Natasha Lushetich



With its beautiful gardens, highly aesthetised yet functional architecture, enviable facilities, and the exceptionally rich occupational content, Bethlem Royal Hospital is the epitome of applied (‘ethical’) aesthetics in spatial, performative and relational terms. The politics of egalitarianism and the respect for differential presence are inscribed in all hospital regulations, daily routines, and the individually tailored approach to psychiatric care. And yet, this (utopian) construct is corroded by greasy fingerprints on the glass that separates nursing stations from wards, which, despite regular cleaning, act as a reminder of the time spent waiting for help or attention, by ubiquitous coffee stains which are a visible reminder of the patients’ impaired functions caused by the medication they are taking, by coagulated chewing gum on walls, in plant pots, under tables and under chairs, by the cuts in armchairs and sofas and the bruises on patients’ faces, necks and arms, which are the remnants of the more violent attacks.

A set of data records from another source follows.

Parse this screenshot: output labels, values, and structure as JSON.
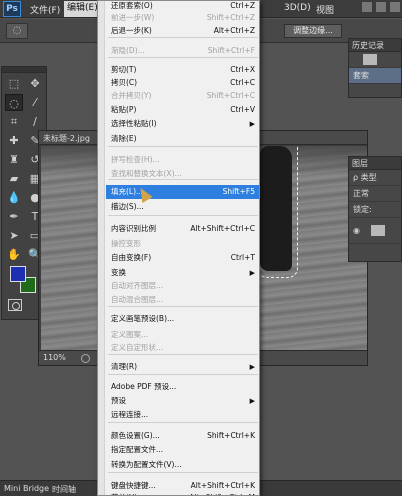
{
  "app": {
    "logo": "Ps"
  },
  "menubar": {
    "items": [
      {
        "label": "文件(F)"
      },
      {
        "label": "编辑(E)"
      },
      {
        "label": "3D(D)"
      },
      {
        "label": "视图"
      }
    ]
  },
  "options_bar": {
    "refine_label": "调整边缘..."
  },
  "document": {
    "tab_label": "未标题-2.jpg",
    "zoom": "110%"
  },
  "right_panels": {
    "history_tab": "历史记录",
    "history_state": "套索",
    "layers_tab": "图层",
    "kind_filter": "ρ 类型",
    "blend_mode": "正常",
    "lock_label": "锁定:"
  },
  "bottom_tabs": [
    "Mini Bridge",
    "时间轴"
  ],
  "edit_menu": {
    "items": [
      {
        "label": "还原套索(O)",
        "shortcut": "Ctrl+Z",
        "disabled": false
      },
      {
        "label": "前进一步(W)",
        "shortcut": "Shift+Ctrl+Z",
        "disabled": true
      },
      {
        "label": "后退一步(K)",
        "shortcut": "Alt+Ctrl+Z",
        "disabled": false
      },
      {
        "label": "渐隐(D)...",
        "shortcut": "Shift+Ctrl+F",
        "disabled": true
      },
      {
        "label": "剪切(T)",
        "shortcut": "Ctrl+X",
        "disabled": false
      },
      {
        "label": "拷贝(C)",
        "shortcut": "Ctrl+C",
        "disabled": false
      },
      {
        "label": "合并拷贝(Y)",
        "shortcut": "Shift+Ctrl+C",
        "disabled": true
      },
      {
        "label": "粘贴(P)",
        "shortcut": "Ctrl+V",
        "disabled": false
      },
      {
        "label": "选择性粘贴(I)",
        "shortcut": "",
        "submenu": true,
        "disabled": false
      },
      {
        "label": "清除(E)",
        "shortcut": "",
        "disabled": false
      },
      {
        "label": "拼写检查(H)...",
        "shortcut": "",
        "disabled": true
      },
      {
        "label": "查找和替换文本(X)...",
        "shortcut": "",
        "disabled": true
      },
      {
        "label": "填充(L)...",
        "shortcut": "Shift+F5",
        "disabled": false,
        "highlighted": true
      },
      {
        "label": "描边(S)...",
        "shortcut": "",
        "disabled": false
      },
      {
        "label": "内容识别比例",
        "shortcut": "Alt+Shift+Ctrl+C",
        "disabled": false
      },
      {
        "label": "操控变形",
        "shortcut": "",
        "disabled": true
      },
      {
        "label": "自由变换(F)",
        "shortcut": "Ctrl+T",
        "disabled": false
      },
      {
        "label": "变换",
        "shortcut": "",
        "submenu": true,
        "disabled": false
      },
      {
        "label": "自动对齐图层...",
        "shortcut": "",
        "disabled": true
      },
      {
        "label": "自动混合图层...",
        "shortcut": "",
        "disabled": true
      },
      {
        "label": "定义画笔预设(B)...",
        "shortcut": "",
        "disabled": false
      },
      {
        "label": "定义图案...",
        "shortcut": "",
        "disabled": true
      },
      {
        "label": "定义自定形状...",
        "shortcut": "",
        "disabled": true
      },
      {
        "label": "清理(R)",
        "shortcut": "",
        "submenu": true,
        "disabled": false
      },
      {
        "label": "Adobe PDF 预设...",
        "shortcut": "",
        "disabled": false
      },
      {
        "label": "预设",
        "shortcut": "",
        "submenu": true,
        "disabled": false
      },
      {
        "label": "远程连接...",
        "shortcut": "",
        "disabled": false
      },
      {
        "label": "颜色设置(G)...",
        "shortcut": "Shift+Ctrl+K",
        "disabled": false
      },
      {
        "label": "指定配置文件...",
        "shortcut": "",
        "disabled": false
      },
      {
        "label": "转换为配置文件(V)...",
        "shortcut": "",
        "disabled": false
      },
      {
        "label": "键盘快捷键...",
        "shortcut": "Alt+Shift+Ctrl+K",
        "disabled": false
      },
      {
        "label": "菜单(U)...",
        "shortcut": "Alt+Shift+Ctrl+M",
        "disabled": false
      }
    ]
  },
  "colors": {
    "foreground": "#1f2fb4",
    "background": "#1f6b1a",
    "menu_highlight": "#2f7fe0"
  }
}
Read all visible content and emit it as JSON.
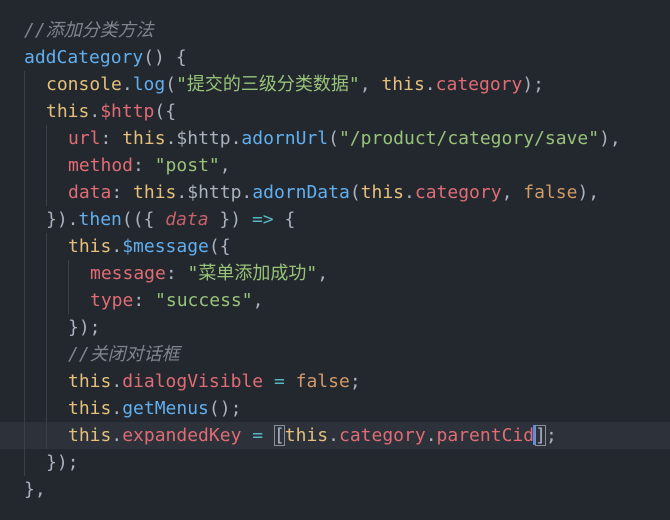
{
  "editor": {
    "lines": [
      {
        "indent": 0,
        "tokens": [
          {
            "t": "//添加分类方法",
            "c": "cm"
          }
        ]
      },
      {
        "indent": 0,
        "tokens": [
          {
            "t": "addCategory",
            "c": "fn"
          },
          {
            "t": "() {",
            "c": "pu"
          }
        ]
      },
      {
        "indent": 1,
        "tokens": [
          {
            "t": "console",
            "c": "kw"
          },
          {
            "t": ".",
            "c": "pu"
          },
          {
            "t": "log",
            "c": "fn"
          },
          {
            "t": "(",
            "c": "pu"
          },
          {
            "t": "\"提交的三级分类数据\"",
            "c": "st"
          },
          {
            "t": ", ",
            "c": "pu"
          },
          {
            "t": "this",
            "c": "kw"
          },
          {
            "t": ".",
            "c": "pu"
          },
          {
            "t": "category",
            "c": "pr"
          },
          {
            "t": ");",
            "c": "pu"
          }
        ]
      },
      {
        "indent": 1,
        "tokens": [
          {
            "t": "this",
            "c": "kw"
          },
          {
            "t": ".",
            "c": "pu"
          },
          {
            "t": "$http",
            "c": "pr"
          },
          {
            "t": "({",
            "c": "pu"
          }
        ]
      },
      {
        "indent": 2,
        "tokens": [
          {
            "t": "url",
            "c": "pr"
          },
          {
            "t": ": ",
            "c": "pu"
          },
          {
            "t": "this",
            "c": "kw"
          },
          {
            "t": ".$http.",
            "c": "pu"
          },
          {
            "t": "adornUrl",
            "c": "fn"
          },
          {
            "t": "(",
            "c": "pu"
          },
          {
            "t": "\"/product/category/save\"",
            "c": "st"
          },
          {
            "t": "),",
            "c": "pu"
          }
        ]
      },
      {
        "indent": 2,
        "tokens": [
          {
            "t": "method",
            "c": "pr"
          },
          {
            "t": ": ",
            "c": "pu"
          },
          {
            "t": "\"post\"",
            "c": "st"
          },
          {
            "t": ",",
            "c": "pu"
          }
        ]
      },
      {
        "indent": 2,
        "tokens": [
          {
            "t": "data",
            "c": "pr"
          },
          {
            "t": ": ",
            "c": "pu"
          },
          {
            "t": "this",
            "c": "kw"
          },
          {
            "t": ".$http.",
            "c": "pu"
          },
          {
            "t": "adornData",
            "c": "fn"
          },
          {
            "t": "(",
            "c": "pu"
          },
          {
            "t": "this",
            "c": "kw"
          },
          {
            "t": ".",
            "c": "pu"
          },
          {
            "t": "category",
            "c": "pr"
          },
          {
            "t": ", ",
            "c": "pu"
          },
          {
            "t": "false",
            "c": "bool"
          },
          {
            "t": "),",
            "c": "pu"
          }
        ]
      },
      {
        "indent": 1,
        "tokens": [
          {
            "t": "}).",
            "c": "pu"
          },
          {
            "t": "then",
            "c": "fn"
          },
          {
            "t": "(({ ",
            "c": "pu"
          },
          {
            "t": "data",
            "c": "pa"
          },
          {
            "t": " }) ",
            "c": "pu"
          },
          {
            "t": "=>",
            "c": "op"
          },
          {
            "t": " {",
            "c": "pu"
          }
        ]
      },
      {
        "indent": 2,
        "tokens": [
          {
            "t": "this",
            "c": "kw"
          },
          {
            "t": ".",
            "c": "pu"
          },
          {
            "t": "$message",
            "c": "fn"
          },
          {
            "t": "({",
            "c": "pu"
          }
        ]
      },
      {
        "indent": 3,
        "tokens": [
          {
            "t": "message",
            "c": "pr"
          },
          {
            "t": ": ",
            "c": "pu"
          },
          {
            "t": "\"菜单添加成功\"",
            "c": "st"
          },
          {
            "t": ",",
            "c": "pu"
          }
        ]
      },
      {
        "indent": 3,
        "tokens": [
          {
            "t": "type",
            "c": "pr"
          },
          {
            "t": ": ",
            "c": "pu"
          },
          {
            "t": "\"success\"",
            "c": "st"
          },
          {
            "t": ",",
            "c": "pu"
          }
        ]
      },
      {
        "indent": 2,
        "tokens": [
          {
            "t": "});",
            "c": "pu"
          }
        ]
      },
      {
        "indent": 2,
        "tokens": [
          {
            "t": "//关闭对话框",
            "c": "cm"
          }
        ]
      },
      {
        "indent": 2,
        "tokens": [
          {
            "t": "this",
            "c": "kw"
          },
          {
            "t": ".",
            "c": "pu"
          },
          {
            "t": "dialogVisible",
            "c": "pr"
          },
          {
            "t": " ",
            "c": "pu"
          },
          {
            "t": "=",
            "c": "op"
          },
          {
            "t": " ",
            "c": "pu"
          },
          {
            "t": "false",
            "c": "bool"
          },
          {
            "t": ";",
            "c": "pu"
          }
        ]
      },
      {
        "indent": 2,
        "tokens": [
          {
            "t": "this",
            "c": "kw"
          },
          {
            "t": ".",
            "c": "pu"
          },
          {
            "t": "getMenus",
            "c": "fn"
          },
          {
            "t": "();",
            "c": "pu"
          }
        ]
      },
      {
        "indent": 2,
        "current": true,
        "tokens": [
          {
            "t": "this",
            "c": "kw"
          },
          {
            "t": ".",
            "c": "pu"
          },
          {
            "t": "expandedKey",
            "c": "pr"
          },
          {
            "t": " ",
            "c": "pu"
          },
          {
            "t": "=",
            "c": "op"
          },
          {
            "t": " ",
            "c": "pu"
          },
          {
            "t": "[",
            "c": "pu",
            "match": true
          },
          {
            "t": "this",
            "c": "kw"
          },
          {
            "t": ".",
            "c": "pu"
          },
          {
            "t": "category",
            "c": "pr"
          },
          {
            "t": ".",
            "c": "pu"
          },
          {
            "t": "parentCid",
            "c": "pr",
            "cursor_after": true
          },
          {
            "t": "]",
            "c": "pu",
            "match": true
          },
          {
            "t": ";",
            "c": "pu"
          }
        ]
      },
      {
        "indent": 1,
        "tokens": [
          {
            "t": "});",
            "c": "pu"
          }
        ]
      },
      {
        "indent": 0,
        "tokens": [
          {
            "t": "},",
            "c": "pu"
          }
        ]
      }
    ]
  }
}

Combining Nagatomo’s notion of the body as an actional-humoural process inseparable from the environment, Kristeva’s abjectness as sub-/ob-ject-ness in exile, and Rozin’s theory of core disgust – this paper queries the relationship between applied aesthetics, politicised sociality, and (covert) stigmatisation. It argues that stigmatisation occurs behind the scenes, in looped somaesthetic processes as a byproduct of sensorial, behavioural and environmental ugliness. In acknowledging this paradox, the paper articulates the relationship between the (vulnerable) somatic body and the vulnerability of the neoliberal institutions of care.

→ Somaesthetics of Vulnerability